As for the UN, we consider it inappropriate if the positionof the Permanent Representative of Afghanistanis further occupied by Mr Faiq, Charge d’Affaires of the Islamic Republic of Afghanistan,since he neither represents the interests of the current Afghan authorities, nor the former regime.In particular, in March 2022 on behalf of Afghanistan he joined the anti-Russian resolution in the UN General Assembly (“Aggression against Ukraine”, March 2, 2022), while a group of old-regime Ambassadors indicated that his position was not coordinated with them while he also ignored the traditional principles of the Afghani foreign policy.
In fact, we note that the Taliban as an organization is not considered as a terrorist group by the UN. The sanctions of the UN Security Council apply only to individual Taliban functionaries.
As for the prospects for official international recognition of the Taliban regime, it will depend on whether Kabul implements the following conditions: completion of the process of inter-Afghan reconciliation, formation of truly inclusive power structures reflecting the interests of all key ethno-political forces of the country, efficient efforts to eradicate terrorist and drug threats, respect for basic principles ofhuman rights.

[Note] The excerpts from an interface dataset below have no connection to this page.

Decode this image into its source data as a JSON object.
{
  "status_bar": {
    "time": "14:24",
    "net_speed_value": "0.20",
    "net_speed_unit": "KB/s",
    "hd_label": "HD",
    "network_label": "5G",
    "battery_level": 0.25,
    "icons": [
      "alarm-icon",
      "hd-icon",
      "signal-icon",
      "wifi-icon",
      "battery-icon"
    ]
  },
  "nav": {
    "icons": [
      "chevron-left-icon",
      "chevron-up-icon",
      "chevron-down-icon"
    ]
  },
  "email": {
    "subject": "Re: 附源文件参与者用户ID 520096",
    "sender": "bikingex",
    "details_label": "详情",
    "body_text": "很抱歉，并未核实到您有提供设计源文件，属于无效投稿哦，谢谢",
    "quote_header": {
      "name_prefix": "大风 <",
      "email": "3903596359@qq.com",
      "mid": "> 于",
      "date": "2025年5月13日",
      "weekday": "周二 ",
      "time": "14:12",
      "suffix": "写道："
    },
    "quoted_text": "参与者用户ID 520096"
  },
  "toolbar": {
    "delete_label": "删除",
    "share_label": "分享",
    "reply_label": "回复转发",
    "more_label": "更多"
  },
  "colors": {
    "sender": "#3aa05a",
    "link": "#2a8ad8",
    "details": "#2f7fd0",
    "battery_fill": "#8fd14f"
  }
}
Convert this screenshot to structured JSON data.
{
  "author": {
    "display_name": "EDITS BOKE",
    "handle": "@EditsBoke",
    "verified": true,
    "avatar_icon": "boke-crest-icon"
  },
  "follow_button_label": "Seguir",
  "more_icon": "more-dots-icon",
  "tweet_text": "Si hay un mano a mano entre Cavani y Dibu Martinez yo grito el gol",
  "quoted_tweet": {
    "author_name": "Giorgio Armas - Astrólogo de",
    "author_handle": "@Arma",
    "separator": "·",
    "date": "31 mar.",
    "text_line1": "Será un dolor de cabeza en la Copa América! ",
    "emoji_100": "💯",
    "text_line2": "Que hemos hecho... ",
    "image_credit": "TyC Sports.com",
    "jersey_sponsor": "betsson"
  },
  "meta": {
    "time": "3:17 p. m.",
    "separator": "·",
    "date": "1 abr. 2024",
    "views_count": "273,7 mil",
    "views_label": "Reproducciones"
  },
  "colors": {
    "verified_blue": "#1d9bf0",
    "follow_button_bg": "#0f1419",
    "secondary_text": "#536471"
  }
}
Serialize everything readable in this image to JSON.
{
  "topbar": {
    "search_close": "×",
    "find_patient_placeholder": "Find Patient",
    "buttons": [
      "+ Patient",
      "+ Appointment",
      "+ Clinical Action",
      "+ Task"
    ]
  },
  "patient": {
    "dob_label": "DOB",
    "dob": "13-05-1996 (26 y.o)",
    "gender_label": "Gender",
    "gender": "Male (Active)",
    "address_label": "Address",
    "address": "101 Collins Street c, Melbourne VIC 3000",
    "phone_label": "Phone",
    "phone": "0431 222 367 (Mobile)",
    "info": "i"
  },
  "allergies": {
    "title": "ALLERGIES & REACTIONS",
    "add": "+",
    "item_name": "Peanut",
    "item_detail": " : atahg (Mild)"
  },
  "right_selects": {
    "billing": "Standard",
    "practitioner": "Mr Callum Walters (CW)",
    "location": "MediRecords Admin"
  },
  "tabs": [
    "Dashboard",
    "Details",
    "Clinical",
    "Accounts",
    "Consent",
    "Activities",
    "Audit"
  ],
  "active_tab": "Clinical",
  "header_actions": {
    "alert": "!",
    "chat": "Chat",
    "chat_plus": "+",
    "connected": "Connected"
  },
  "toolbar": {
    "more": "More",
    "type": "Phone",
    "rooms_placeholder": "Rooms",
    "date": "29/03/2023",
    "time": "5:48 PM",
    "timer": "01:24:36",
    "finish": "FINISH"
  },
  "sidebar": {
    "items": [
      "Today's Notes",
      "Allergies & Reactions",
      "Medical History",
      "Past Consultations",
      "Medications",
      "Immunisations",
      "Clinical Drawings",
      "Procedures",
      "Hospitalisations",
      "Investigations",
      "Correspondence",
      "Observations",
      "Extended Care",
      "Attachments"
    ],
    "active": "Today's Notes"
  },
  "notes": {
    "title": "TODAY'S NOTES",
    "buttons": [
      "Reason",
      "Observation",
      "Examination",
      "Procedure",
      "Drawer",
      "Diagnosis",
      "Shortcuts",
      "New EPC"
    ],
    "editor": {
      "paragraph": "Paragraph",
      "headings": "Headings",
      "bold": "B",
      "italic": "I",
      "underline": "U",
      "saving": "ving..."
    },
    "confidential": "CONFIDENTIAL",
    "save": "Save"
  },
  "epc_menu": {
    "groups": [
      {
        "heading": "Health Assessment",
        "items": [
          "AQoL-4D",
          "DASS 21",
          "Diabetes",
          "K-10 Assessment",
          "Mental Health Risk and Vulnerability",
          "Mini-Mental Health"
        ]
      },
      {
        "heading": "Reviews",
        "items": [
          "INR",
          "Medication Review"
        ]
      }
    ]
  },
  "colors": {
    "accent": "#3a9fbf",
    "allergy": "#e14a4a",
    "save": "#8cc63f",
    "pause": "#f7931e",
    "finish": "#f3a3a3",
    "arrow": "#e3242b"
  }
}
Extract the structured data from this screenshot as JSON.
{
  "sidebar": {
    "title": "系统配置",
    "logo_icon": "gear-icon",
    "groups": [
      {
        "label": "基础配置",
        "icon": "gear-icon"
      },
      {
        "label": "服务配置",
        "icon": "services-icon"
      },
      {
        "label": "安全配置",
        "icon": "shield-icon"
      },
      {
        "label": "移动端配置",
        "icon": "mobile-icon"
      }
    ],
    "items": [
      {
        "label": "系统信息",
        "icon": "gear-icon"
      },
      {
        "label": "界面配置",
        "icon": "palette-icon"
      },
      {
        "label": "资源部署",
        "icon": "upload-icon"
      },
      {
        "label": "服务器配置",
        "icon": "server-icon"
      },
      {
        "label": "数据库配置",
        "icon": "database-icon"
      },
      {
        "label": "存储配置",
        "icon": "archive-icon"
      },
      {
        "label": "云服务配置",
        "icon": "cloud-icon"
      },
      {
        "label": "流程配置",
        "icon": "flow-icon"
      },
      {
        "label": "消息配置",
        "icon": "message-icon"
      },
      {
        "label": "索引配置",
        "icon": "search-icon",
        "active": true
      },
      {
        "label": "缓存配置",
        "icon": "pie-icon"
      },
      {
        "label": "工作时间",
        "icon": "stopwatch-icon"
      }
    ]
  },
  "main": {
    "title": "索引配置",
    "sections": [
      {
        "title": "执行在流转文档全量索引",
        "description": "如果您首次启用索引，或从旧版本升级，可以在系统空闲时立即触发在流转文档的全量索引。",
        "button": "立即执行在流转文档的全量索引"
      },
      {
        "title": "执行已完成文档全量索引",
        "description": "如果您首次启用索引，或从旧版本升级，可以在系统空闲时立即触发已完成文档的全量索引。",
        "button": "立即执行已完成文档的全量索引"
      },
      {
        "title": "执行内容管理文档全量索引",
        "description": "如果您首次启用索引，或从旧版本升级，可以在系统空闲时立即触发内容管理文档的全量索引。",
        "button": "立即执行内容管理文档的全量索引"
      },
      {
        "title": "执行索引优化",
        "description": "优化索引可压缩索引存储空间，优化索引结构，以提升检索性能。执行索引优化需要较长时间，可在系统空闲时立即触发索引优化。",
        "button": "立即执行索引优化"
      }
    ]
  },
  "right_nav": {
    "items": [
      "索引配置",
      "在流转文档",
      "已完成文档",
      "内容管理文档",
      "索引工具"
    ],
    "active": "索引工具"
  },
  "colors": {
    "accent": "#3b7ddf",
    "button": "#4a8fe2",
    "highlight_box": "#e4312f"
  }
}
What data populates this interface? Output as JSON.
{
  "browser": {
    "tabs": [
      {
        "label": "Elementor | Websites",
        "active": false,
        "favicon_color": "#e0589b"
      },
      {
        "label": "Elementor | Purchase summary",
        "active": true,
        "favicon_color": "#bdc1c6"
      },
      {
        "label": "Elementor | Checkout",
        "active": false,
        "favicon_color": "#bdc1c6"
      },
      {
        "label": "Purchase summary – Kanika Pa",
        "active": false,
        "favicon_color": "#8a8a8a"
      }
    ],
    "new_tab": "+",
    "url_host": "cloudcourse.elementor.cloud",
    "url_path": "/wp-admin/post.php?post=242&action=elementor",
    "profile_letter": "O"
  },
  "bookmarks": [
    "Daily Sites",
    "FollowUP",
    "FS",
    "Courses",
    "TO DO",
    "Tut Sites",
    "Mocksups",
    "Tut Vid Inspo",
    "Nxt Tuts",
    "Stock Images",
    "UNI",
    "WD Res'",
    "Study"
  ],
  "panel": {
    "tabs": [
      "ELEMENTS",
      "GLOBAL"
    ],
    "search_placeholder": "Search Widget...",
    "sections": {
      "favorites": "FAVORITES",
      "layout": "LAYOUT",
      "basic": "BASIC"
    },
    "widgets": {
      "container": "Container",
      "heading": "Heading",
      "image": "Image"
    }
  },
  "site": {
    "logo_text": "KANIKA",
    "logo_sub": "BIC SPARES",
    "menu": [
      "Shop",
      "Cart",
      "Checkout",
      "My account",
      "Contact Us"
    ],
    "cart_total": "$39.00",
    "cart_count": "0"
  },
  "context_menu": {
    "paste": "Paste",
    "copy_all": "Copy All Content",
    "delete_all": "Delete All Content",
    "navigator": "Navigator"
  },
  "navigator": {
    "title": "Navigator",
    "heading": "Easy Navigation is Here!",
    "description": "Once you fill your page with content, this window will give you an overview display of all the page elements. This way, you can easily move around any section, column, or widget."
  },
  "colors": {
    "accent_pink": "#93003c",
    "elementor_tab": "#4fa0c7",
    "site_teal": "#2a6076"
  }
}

There are deep divisions and distrust among members of Moscow Format on Talibanbased on past experiences – for example India and Pakistan – can the Moscow Format work as a cohesive body to engage Afghanistan and Taliban?
We believe that the Moscow Format fully copes with the task to coordinate positions and efforts of all participating countries on the most crucial issues of the agenda in Afghanistan. As our joint work within the framework of the recent fourth meeting of the Moscow Format demonstrated, this platform allows almost all regional countries to sitat the same negotiating table and discuss vital topics, regardless of the problems in their bilateral relations, be it India and Pakistan, Kyrgyzstan and Tajikistan, etc.
Do you think there is a necessity to convene a meeting of all the Afghan ethnic and religious groups – including the Taliban to start the process of intra-Afghan dialogue and what role can India play in convening such a meeting?
In our opinion, the lack of ethno-political inclusiveness of the current leadership of Afghanistan is the main deterrent to the official international recognition of the government of the Taliban. The coming of the Taliban to power, indeed, was not carried out through negotiations, but it would be wrong to say that the Taliban did not participate in any way in the inter-Afghan dialogue. The previously mentioned Moscow Format was the first international platform, which gave the Taliban an opportunity to demonstrate its commitment for peace talks in November 2018 in the presence of regional and international actors.
The Republican team of former President Ashraf Ghani was in power that time, and it did not want to follow persistent calls for the launch of a productive political process, which was supposed to incorporate the Taliban in governmental structures. We all know how all this ended for Ashraf Ghani. Now the Afghan sides have in fact switched their positions. And the issue of inter-Afghan settlement still remains relevant.
How to find a solution – through broadly representative inter-Afghan consultations, a Loya Jirga or something else – is up to the Afghan people themselves to decide. Russia is ready to provide necessary assistance in this regard if such a signal comes from Kabul. We are convinced that India’s role in it will also be required.